Biology: Biome and DNA Identification Process

1767 Words Jun 20th, 2018 8 Pages
DNA forensics is a division of forensic science that focuses on the use of genetic material in criminal investigation to answer questions pertaining to legal situations, including criminal and civil cases. Through DNA testing, law enforcement officers are able to identify human remains or the individual responsible for a crime. DNA testing is a highly advanced scientific process that involves replicating the human DNA sequence to create a genetic map of an individual. Because of its reliability, DNA testing has become a significant factor in criminal cases. However, it has also been identified as having the potential to violate privacy and constitutional rights. The DNA identification process consists of five stages. These five stages …show more content…

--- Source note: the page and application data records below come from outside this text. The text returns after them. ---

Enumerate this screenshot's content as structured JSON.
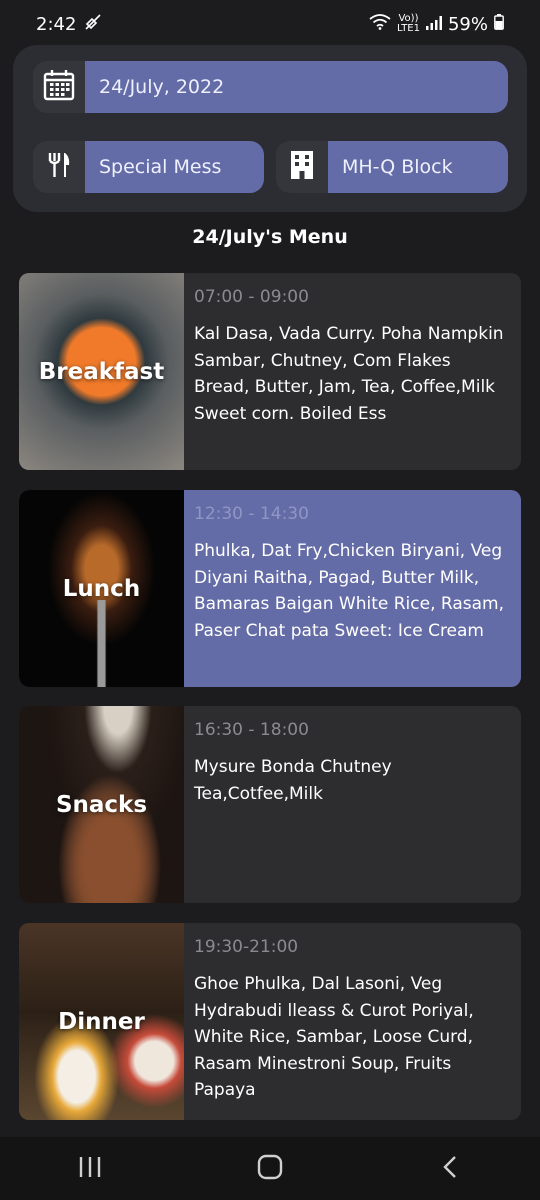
{
  "status_bar": {
    "time": "2:42",
    "network_label_top": "Vo))",
    "network_label_bottom": "LTE1",
    "battery": "59%"
  },
  "filters": {
    "date": "24/July, 2022",
    "mess": "Special Mess",
    "block": "MH-Q Block"
  },
  "menu_title": "24/July's Menu",
  "meals": [
    {
      "label": "Breakfast",
      "time": "07:00 - 09:00",
      "items": "Kal Dasa, Vada Curry. Poha Nampkin Sambar, Chutney, Com Flakes Bread, Butter, Jam, Tea, Coffee,Milk Sweet corn. Boiled Ess"
    },
    {
      "label": "Lunch",
      "time": "12:30 - 14:30",
      "items": "Phulka, Dat Fry,Chicken Biryani, Veg Diyani Raitha, Pagad, Butter Milk, Bamaras Baigan White Rice, Rasam, Paser Chat pata Sweet: Ice Cream"
    },
    {
      "label": "Snacks",
      "time": "16:30 - 18:00",
      "items": "Mysure Bonda Chutney Tea,Cotfee,Milk"
    },
    {
      "label": "Dinner",
      "time": "19:30-21:00",
      "items": "Ghoe Phulka, Dal Lasoni, Veg Hydrabudi lleass & Curot Poriyal, White Rice, Sambar, Loose Curd, Rasam Minestroni Soup, Fruits Papaya"
    }
  ],
  "colors": {
    "accent": "#646ca7",
    "card": "#2d2d2f",
    "background": "#1c1c1e"
  }
}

Of course, prokaryotic reproduction is limited because cells eventually exhaust their nutrient supply, accumulate metabolic wastes, or are consumed by other organisms. Eukaryotic cells are typically much larger than those of prokaryotes. They have a variety of internal membranes and structures, called organelles, and a cytoskeleton composed of microtubules, microfilaments, and intermediate filaments, which play an important role in defining the cell's organization and shape. Eukaryotic DNA is divided into several linear bundles called chromosomes, which are separated by a microtubular spindle during nuclear division. Nuclear division is often coordinated with cell division. This generally takes place by mitosis, a process that allows each daughter nucleus to receive one copy of each chromosome. In most eukaryotes, there is also a process of sexual reproduction, typically involving an alternation between haploid generations, wherein only one copy of each chromosome is present, and diploid generations, wherein two are present, occurring through nuclear fusion (syngamy) and meiosis. Eukaryotes have a smaller surface area to volume ratio than prokaryotes, and thus have lower metabolic rates and longer generation times.

Biological diversity, also known as biodiversity, describes the huge variety of species found on Earth and the natural way in which ecosystems and communities are formed. In the past few centuries, humans have had an especially negative
Open Document